Houston (AP) - The U.S. Environmental Protection Agency proposed rules on Wednesday that would for the first time regulate emissions from coal-fired power plants, including limiting mercury, lead, arsenic and acid gas pollution.
Environmental and medical groups praised the move, which came in response to a court-ordered deadline, saying the new regulations will remove toxins from the air that contribute to respiratory illnesses, birth defects and developmental problems in children.
There are currently no limits on how much mercury or other pollutants can be released from a power plant's smoke stacks. The EPA said the new regulations - which would go into effect by 2014 - would reduce mercury emissions from these power plants by 91 percent.
This standard that "will save lives, prevent illnesses and promote vital economic opportunities across the country," said EPA Administrator Lisa P. Jackson, who invited second graders to attend the event in Washington, D.C. where she signed the proposal. She said the proposal could become law by late 2011 or early 2012.
Such rules would have the greatest impact on Texas, which is home to more coal-fired power plants than any other state. Texas has at least 17 coal-fired plants and about a dozen more in various stages of the permitting process.
The new rules require power plants to install technologies that would limit the emissions. Industry has argued that installing the technologies would be expensive and could significantly increase electricity rates paid by consumers.
Jackson said the EPA's models found installing the technologies would increase rates about $3 to $4 a month, though it could be less depending on fuel costs.
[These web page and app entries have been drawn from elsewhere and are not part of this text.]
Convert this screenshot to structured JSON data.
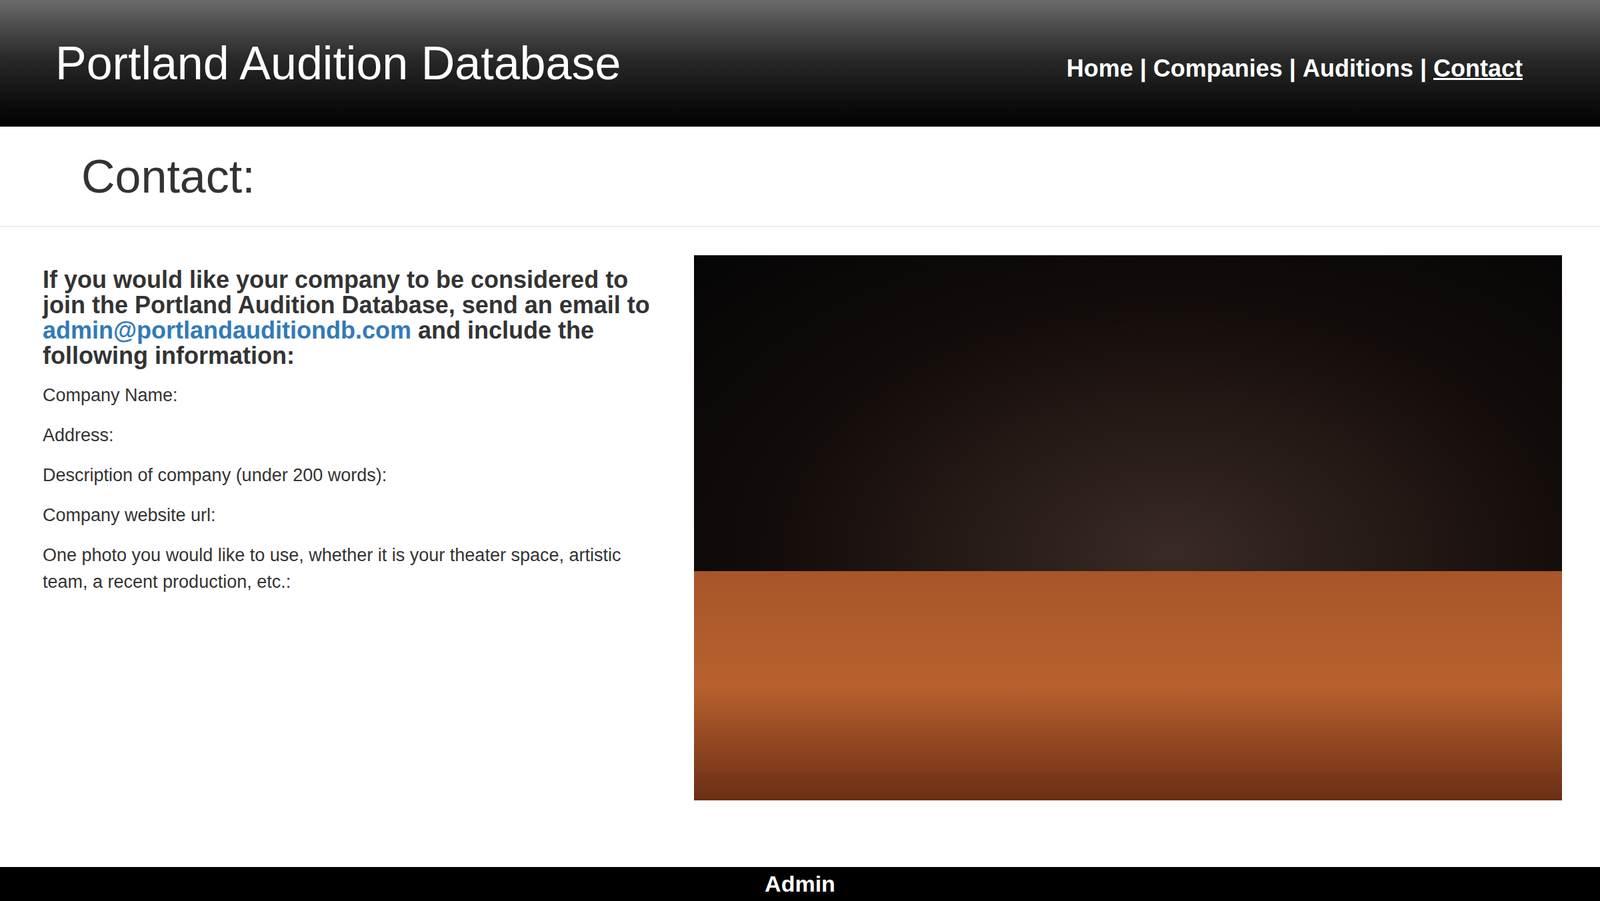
{
  "window": {
    "title": "Portland Audition Database"
  },
  "nav": {
    "separator": "|",
    "items": [
      {
        "label": "Home",
        "selected": false
      },
      {
        "label": "Companies",
        "selected": false
      },
      {
        "label": "Auditions",
        "selected": false
      },
      {
        "label": "Contact",
        "selected": true
      }
    ]
  },
  "page": {
    "heading": "Contact:"
  },
  "intro": {
    "before": "If you would like your company to be considered to join the Portland Audition Database, send an email to ",
    "email": "admin@portlandauditiondb.com",
    "after": " and include the following information:"
  },
  "fields": [
    "Company Name:",
    "Address:",
    "Description of company (under 200 words):",
    "Company website url:",
    "One photo you would like to use, whether it is your theater space, artistic team, a recent production, etc.:"
  ],
  "footer": {
    "label": "Admin"
  }
}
For example, she said, a New Jersey provider that already installed pollution cutting technologies recently reduced its rates.